WHAT IS SLEEP? – ETYMOLOGY
The English word “sleep”, which serves as both a noun and a verb, is Germanic in origin, probably originally derived from the Gothic word sleps, and closely related to the modern German Schlaf and the Dutch slaap. The words “slumber” and “doze” are also Germanic in origin, and “drowsy” is from Old English (and so also Germanic in its ultimate roots).
Most European Romance languages take their words for sleep from the Latin somnus (e.g. sommeil in French, sonno in Italian, sueño in Spanish, sono in Portuguese, etc), which is also the root for English words like “somnolent”, “insomnia”, “somnambulist”, etc. Many other languages also have a related root, e.g. Swedish sömn, Danish sevn, Russian son, Polish sen, Bulgarian sun, Serbo-Croatian san, etc.
Sleep-related English words like “soporific” come from the Latin sopor (meaning deep sleep, but also the name of the Roman god of sleep), and words like “hypnotic” and “hypnogenic” are from the Greek hypnos (meaning sleep, but also the Greek god of sleep). “Dormant” comes from the same roots as the French verb dormir, namely the Latin verb dormire, meaning to sleep.

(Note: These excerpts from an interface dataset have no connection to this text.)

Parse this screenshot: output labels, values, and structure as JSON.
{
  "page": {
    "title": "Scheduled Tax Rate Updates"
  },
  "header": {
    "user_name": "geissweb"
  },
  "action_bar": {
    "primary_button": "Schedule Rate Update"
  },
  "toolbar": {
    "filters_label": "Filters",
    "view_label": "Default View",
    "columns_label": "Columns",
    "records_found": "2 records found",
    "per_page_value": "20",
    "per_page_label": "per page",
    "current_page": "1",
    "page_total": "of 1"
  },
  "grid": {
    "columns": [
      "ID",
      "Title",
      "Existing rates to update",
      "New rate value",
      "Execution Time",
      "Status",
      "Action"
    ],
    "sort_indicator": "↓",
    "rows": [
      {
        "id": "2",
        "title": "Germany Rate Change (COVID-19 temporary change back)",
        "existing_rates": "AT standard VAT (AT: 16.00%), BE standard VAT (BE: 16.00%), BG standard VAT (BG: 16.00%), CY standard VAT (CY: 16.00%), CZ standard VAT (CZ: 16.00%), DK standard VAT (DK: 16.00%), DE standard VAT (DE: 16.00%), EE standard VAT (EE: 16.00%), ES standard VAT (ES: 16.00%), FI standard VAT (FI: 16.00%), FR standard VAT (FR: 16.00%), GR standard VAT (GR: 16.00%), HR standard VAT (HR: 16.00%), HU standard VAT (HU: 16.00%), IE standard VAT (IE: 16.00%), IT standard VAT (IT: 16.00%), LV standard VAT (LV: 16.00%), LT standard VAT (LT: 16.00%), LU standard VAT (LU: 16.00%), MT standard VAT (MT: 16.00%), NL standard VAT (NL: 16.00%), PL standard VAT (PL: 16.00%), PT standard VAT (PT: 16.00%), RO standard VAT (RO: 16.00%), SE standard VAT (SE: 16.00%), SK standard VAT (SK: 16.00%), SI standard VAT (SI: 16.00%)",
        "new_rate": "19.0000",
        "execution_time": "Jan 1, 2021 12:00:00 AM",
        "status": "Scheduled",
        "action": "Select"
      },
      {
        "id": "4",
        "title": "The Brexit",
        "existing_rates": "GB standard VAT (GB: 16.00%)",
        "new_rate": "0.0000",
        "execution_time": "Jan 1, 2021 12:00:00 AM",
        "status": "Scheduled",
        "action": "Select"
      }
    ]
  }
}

The opposite of sleep as a noun is usually referred to as “wakefulness”, a rather cumbersome word derived (like “wakeful”, “waken”, “awake”, “waking”, “awakening” etc) from the verb “wake”, which is from Old English and ultimately Germanic roots. Incidentally, “wakefulness” refers to the alert state of mind normally experienced during the daytime; “sleeplessness”, on the other hand, has slightly different connotations and usually refers to an inability to sleep during times normally reserved for sleeping.
The etymology of the word “dream” is less clear. It appears to have descended from an Anglo-Saxon word dream meaning joy, merriment or music, or possibly from the West Germanic word draugmas, meaning deception or illusion. But it is interesting to note that the Proto-Indo-European word for sleep is thought to have been dre- or drem (Proto-Indo-European is the ancestral root language behind most European languages, as well as many other languages in Eastern Europe, the Middle East and the Indian subcontinent).